** DATA TO EXAMINE follows **
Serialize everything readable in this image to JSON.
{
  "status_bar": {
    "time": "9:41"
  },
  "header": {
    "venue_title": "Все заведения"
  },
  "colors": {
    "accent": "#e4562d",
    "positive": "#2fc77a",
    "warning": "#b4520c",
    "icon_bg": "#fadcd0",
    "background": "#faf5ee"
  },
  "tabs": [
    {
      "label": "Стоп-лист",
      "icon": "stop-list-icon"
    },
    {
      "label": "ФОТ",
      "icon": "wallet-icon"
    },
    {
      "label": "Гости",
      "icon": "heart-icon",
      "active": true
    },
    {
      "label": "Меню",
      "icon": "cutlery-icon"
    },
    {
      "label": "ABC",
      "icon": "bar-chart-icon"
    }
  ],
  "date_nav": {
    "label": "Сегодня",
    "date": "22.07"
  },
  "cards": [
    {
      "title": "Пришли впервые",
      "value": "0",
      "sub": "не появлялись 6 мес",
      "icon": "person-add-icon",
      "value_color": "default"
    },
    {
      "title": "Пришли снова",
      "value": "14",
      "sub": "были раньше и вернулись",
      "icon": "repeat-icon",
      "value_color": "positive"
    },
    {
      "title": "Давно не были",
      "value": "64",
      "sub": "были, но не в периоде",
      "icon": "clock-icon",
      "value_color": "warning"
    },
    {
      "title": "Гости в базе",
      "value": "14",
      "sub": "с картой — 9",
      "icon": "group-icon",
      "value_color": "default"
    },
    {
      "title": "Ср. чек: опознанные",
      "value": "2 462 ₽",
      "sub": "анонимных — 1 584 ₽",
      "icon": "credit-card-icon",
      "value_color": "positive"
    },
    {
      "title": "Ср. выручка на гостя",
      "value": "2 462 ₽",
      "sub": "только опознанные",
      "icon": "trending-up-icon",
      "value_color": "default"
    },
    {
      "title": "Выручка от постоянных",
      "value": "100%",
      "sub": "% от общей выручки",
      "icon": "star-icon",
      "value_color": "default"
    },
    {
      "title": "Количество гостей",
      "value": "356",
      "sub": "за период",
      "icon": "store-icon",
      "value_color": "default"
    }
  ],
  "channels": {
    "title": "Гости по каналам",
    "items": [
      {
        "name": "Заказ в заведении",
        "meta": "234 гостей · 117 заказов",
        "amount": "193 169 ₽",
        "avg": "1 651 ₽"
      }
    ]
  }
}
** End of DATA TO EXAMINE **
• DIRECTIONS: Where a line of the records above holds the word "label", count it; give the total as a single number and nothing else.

• SOLUTION TO THE EXERCISE: 6